───── Source data

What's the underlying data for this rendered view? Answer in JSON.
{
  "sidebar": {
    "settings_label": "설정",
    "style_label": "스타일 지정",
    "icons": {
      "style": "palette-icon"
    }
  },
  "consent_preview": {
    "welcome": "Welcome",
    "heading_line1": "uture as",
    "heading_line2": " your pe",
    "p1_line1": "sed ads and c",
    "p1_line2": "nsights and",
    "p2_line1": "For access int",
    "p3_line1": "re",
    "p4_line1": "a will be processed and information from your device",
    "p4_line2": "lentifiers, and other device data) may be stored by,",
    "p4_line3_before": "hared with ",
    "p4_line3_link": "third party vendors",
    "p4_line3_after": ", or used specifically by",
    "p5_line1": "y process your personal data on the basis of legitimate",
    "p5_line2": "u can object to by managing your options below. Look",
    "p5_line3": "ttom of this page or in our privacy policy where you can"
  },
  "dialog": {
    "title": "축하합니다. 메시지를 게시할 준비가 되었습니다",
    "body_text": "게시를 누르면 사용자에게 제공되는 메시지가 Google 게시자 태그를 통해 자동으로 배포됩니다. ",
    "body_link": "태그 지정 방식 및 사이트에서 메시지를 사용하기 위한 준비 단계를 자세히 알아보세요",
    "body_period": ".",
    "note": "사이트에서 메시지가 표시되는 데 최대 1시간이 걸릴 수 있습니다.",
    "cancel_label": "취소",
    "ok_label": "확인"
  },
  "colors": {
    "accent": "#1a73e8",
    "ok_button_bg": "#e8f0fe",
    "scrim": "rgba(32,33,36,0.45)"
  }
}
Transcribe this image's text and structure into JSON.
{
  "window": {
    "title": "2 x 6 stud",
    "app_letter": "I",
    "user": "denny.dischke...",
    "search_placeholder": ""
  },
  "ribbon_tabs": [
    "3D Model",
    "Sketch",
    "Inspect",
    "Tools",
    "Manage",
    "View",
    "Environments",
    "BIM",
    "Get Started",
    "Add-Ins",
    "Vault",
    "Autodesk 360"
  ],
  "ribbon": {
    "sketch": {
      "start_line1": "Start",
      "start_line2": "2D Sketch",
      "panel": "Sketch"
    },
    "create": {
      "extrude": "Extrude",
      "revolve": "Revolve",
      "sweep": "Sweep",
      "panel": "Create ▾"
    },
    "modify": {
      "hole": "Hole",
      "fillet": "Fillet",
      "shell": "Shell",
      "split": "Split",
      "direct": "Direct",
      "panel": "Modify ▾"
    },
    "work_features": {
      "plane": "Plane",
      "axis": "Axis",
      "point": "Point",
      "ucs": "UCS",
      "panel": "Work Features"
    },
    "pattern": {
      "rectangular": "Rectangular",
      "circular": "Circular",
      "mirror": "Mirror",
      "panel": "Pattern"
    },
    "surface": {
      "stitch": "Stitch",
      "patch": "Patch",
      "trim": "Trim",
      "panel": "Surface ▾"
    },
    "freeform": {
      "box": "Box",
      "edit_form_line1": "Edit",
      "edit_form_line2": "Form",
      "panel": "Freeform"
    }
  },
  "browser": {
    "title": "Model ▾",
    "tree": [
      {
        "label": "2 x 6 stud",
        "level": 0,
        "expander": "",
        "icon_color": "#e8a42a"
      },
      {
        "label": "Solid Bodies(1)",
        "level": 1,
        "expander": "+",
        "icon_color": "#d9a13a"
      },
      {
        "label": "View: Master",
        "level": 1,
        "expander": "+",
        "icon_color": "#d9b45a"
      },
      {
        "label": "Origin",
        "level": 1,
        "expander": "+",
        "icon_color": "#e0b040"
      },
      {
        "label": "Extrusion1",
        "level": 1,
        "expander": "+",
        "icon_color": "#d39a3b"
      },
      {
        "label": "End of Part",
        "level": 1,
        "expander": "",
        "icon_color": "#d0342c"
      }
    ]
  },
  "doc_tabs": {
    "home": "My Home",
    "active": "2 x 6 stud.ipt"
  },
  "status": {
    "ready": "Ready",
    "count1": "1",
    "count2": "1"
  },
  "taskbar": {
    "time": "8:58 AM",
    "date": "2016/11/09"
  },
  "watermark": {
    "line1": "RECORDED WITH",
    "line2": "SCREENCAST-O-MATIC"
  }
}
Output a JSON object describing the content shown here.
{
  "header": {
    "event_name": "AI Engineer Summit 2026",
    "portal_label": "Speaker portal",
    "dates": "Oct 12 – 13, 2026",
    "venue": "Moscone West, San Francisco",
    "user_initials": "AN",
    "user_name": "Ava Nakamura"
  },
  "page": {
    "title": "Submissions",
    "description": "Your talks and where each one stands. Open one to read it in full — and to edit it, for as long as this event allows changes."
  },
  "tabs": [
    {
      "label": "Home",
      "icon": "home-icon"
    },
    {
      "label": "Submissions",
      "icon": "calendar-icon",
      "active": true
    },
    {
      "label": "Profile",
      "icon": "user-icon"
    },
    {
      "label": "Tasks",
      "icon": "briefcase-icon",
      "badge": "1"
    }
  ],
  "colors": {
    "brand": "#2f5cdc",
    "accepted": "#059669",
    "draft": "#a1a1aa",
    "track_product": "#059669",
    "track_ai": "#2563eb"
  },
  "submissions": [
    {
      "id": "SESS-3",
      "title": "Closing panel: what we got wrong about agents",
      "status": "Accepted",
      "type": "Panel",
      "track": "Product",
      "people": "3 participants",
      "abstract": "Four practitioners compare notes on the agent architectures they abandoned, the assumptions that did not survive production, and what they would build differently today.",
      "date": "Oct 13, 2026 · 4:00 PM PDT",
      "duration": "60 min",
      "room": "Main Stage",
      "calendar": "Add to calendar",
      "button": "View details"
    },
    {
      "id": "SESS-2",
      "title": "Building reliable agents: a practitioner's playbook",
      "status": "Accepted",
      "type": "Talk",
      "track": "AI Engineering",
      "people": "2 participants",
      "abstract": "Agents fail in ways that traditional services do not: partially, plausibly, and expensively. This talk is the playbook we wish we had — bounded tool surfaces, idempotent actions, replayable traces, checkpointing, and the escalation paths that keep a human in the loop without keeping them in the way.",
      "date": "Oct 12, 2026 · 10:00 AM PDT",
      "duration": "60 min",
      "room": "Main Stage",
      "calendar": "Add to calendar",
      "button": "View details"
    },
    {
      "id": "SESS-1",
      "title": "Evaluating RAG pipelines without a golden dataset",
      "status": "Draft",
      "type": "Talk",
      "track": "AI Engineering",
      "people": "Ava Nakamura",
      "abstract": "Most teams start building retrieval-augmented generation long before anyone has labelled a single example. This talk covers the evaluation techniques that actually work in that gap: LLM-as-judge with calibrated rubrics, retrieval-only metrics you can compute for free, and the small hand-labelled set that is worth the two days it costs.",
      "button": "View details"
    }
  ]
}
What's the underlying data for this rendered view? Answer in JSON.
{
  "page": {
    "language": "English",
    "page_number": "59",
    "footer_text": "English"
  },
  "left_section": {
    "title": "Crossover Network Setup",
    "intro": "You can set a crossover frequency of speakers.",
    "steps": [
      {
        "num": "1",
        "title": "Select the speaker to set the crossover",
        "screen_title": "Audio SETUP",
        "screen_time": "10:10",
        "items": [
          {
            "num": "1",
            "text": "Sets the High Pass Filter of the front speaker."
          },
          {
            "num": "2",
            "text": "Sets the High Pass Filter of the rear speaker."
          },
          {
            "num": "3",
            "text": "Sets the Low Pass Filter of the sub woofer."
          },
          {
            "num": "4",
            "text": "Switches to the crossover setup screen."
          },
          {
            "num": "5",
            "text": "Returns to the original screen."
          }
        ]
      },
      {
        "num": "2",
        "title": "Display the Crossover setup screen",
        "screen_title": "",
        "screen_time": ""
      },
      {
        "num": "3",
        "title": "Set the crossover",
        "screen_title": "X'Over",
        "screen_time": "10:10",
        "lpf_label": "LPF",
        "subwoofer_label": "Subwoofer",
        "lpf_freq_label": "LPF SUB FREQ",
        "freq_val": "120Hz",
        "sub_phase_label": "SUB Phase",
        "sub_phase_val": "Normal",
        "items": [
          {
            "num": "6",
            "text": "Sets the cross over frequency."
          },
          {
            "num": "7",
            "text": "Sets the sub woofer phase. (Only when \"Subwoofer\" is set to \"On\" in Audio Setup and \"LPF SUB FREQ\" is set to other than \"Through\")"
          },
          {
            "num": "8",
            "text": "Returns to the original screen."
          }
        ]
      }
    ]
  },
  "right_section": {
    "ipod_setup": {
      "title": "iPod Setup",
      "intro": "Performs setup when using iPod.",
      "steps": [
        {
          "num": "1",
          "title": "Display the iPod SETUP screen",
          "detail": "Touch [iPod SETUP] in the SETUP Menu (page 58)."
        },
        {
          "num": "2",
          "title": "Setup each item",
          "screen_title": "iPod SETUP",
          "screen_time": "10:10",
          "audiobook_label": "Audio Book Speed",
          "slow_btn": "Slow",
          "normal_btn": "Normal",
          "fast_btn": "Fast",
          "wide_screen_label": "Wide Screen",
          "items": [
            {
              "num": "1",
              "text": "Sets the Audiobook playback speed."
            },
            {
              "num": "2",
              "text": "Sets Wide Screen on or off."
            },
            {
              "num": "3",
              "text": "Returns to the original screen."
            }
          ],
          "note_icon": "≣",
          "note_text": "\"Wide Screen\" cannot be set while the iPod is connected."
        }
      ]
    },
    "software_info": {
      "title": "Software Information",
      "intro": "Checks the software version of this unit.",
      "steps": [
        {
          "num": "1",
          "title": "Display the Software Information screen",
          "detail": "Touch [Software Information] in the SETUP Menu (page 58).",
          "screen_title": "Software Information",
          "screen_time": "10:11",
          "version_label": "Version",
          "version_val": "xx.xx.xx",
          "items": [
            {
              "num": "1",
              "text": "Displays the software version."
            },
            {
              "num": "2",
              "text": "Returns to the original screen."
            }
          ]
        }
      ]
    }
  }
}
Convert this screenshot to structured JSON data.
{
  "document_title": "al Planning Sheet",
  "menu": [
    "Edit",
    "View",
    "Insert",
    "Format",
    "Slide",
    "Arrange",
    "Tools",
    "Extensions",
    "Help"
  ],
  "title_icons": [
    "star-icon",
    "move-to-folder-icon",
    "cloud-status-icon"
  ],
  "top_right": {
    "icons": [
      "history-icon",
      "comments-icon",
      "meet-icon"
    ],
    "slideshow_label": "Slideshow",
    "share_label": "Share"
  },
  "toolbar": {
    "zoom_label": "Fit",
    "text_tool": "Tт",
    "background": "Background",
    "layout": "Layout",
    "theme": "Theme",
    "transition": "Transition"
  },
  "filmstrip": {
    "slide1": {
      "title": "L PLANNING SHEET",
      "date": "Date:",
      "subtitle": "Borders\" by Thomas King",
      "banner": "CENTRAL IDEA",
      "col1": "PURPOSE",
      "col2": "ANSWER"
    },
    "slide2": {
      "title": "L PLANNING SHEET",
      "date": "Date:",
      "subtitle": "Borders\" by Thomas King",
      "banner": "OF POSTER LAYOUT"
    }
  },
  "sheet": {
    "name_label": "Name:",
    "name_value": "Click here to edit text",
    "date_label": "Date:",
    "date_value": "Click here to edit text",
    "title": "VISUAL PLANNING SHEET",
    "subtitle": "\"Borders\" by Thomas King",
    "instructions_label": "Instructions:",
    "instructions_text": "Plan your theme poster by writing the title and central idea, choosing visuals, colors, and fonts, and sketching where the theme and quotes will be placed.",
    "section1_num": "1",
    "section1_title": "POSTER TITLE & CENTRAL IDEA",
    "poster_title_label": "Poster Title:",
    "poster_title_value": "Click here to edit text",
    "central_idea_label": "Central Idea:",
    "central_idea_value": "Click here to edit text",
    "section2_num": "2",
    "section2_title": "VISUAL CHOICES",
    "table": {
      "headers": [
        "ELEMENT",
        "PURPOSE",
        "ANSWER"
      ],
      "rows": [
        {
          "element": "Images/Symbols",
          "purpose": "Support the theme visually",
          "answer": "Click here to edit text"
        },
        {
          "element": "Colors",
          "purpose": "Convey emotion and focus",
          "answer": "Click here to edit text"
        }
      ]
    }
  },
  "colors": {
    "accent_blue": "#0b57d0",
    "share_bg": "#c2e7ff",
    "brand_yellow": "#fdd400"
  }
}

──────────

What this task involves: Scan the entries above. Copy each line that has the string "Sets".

Solution to the exercise:
            "text": "Sets the High Pass Filter of the front speaker."
            "text": "Sets the High Pass Filter of the rear speaker."
            "text": "Sets the Low Pass Filter of the sub woofer."
            "text": "Sets the cross over frequency."
            "text": "Sets the sub woofer phase. (Only when \"Subwoofer\" is set to \"On\" in Audio Setup and \"LPF SUB FREQ\" is set to other than \"Through\")"
              "text": "Sets the Audiobook playback speed."
              "text": "Sets Wide Screen on or off."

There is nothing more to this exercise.